But a few days later, bored with Candy Crush, marooned on the Q train (we could defeat the Nazis, but we can’t rebuild the railroads), and too tired to read more of what was the otherwise outstanding book in my messenger bag—James Michener’s Hawaii; it’s not often that I can be compelled to read 900-something pages, but this was fantastic—I began daydreaming. Abruptly it occurred to me, that the two principal villains in Kingsman: The Secret Service are played by a black man (Jackson) and a French-Algerian, ostensibly Muslim, woman (who will next star in the new Star Trek movie, called Star Trek Beyond, a curiously incomplete and unexpectedly familiar title, which just hangs there like ‘Allahu Akbar’; for you ask, ‘Akbar-er than what?’). In Kingsman, therefore, the good guys are overwhelmingly men—the female Lancelot plays a tangential if supposedly important role in the wonderfully wild and wildly inappropriate final scenes—and all white at that.
White as white can be. And I thought: Does this make the movie racist?

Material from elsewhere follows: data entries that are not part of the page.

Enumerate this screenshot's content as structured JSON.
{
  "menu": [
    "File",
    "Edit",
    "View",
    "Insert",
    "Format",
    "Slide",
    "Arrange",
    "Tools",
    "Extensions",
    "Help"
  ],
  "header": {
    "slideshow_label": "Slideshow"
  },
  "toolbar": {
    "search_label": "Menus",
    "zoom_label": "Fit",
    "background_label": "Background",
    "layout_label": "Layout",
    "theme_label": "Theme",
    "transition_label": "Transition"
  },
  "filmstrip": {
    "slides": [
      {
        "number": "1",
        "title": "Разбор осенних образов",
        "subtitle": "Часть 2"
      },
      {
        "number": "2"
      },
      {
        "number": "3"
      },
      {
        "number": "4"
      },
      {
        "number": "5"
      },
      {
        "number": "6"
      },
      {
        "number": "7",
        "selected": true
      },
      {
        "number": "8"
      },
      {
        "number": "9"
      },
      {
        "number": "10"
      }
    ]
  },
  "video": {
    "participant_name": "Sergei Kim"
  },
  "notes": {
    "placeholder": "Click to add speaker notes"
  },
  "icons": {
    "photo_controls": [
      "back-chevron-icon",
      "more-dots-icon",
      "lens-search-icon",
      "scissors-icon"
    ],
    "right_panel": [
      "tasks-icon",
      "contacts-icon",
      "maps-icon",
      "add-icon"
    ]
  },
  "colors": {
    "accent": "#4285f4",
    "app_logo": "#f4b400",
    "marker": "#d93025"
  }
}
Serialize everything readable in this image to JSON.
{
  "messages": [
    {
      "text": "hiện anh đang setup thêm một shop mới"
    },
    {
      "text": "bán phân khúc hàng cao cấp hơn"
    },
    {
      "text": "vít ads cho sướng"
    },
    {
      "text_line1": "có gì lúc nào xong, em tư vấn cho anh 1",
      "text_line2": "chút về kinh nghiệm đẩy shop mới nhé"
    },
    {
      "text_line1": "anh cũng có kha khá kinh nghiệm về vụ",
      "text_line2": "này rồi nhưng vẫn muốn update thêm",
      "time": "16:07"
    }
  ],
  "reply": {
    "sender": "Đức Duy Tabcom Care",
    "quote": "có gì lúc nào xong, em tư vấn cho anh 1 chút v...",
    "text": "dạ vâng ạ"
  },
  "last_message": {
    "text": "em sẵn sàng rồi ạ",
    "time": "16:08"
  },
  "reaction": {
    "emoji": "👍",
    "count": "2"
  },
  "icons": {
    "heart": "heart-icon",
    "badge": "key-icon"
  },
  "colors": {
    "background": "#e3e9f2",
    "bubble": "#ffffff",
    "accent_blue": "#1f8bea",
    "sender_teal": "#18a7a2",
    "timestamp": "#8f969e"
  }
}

Even if it wasn’t intended to be, surely this imbalance is worth something, means something, should demand some kind of (written) response? Because sometimes racism, sexism, homophobia, is deliberate, obvious. Sometimes its unintentionality is even more irritating—nearly every (Muslim) panel I’ve been to on Islam and women is for example a bunch of men, mansplaining, and they may not have even consciously planned to exclude women, which doesn’t mean they’re not patriarchal, it just means their patriarchy runs so deep they can’t even sense it.
But maybe we look too hard sometimes. Maybe a movie is just a movie. After all, it’s not like Valentine’s blackness caused his dastardliness, or Galahad’s and Lancelot’s whiteness necessitated or explained their goodness. (The movie does make a slow-motion nod at class mobility and hierarchy.)
A few months ago, I was invited to a Muslim conference whereat I was the only speaker who did not identify as an imam, scholar or religious leader. This left me isolated, a minority in the rare situation where our religious minority is the majority, and it left me often at perspectival odds with my co-panelists. But, fortunately, I did not repress this; years ago, I’d have been too nervous to open my mouth, to believe that I had the right to express an opinion about Islam contrary to what the longbeards (not a Dwarfish clan) would hold. In this case, a young woman asked, ‘What do you do’—she posed the question to our panel—‘when you really want to do something haram, something religiously forbidden?’
She was looking for our advice. Our help. Maybe she wanted to have sex, drink, smoke, watch Kingsman: The Secret Service (hey, some of those scenes…)—I don’t know. She didn’t specify. She didn’t need to, want to. Each of the other panelists said, in effect, that we should turn to God, and ask His help, invest more in our Islam to prevent ourselves from straying from Islam, which answer struck me as entirely backwards. If all you ever think about is what you should do, eventually you’ll start thinking about what you should *not* do. The solution to wanting less of Islam is not more of Islam. It’s not less Islam, either.
Because the options are not really about Islam and not-Islam, they are still really just Islam—in fact there are no choices. You can have more of Islam or less of Islam, but the arbiter is still Islam.
Some things mean everything. No thing means nothing. But why must everything mean everything?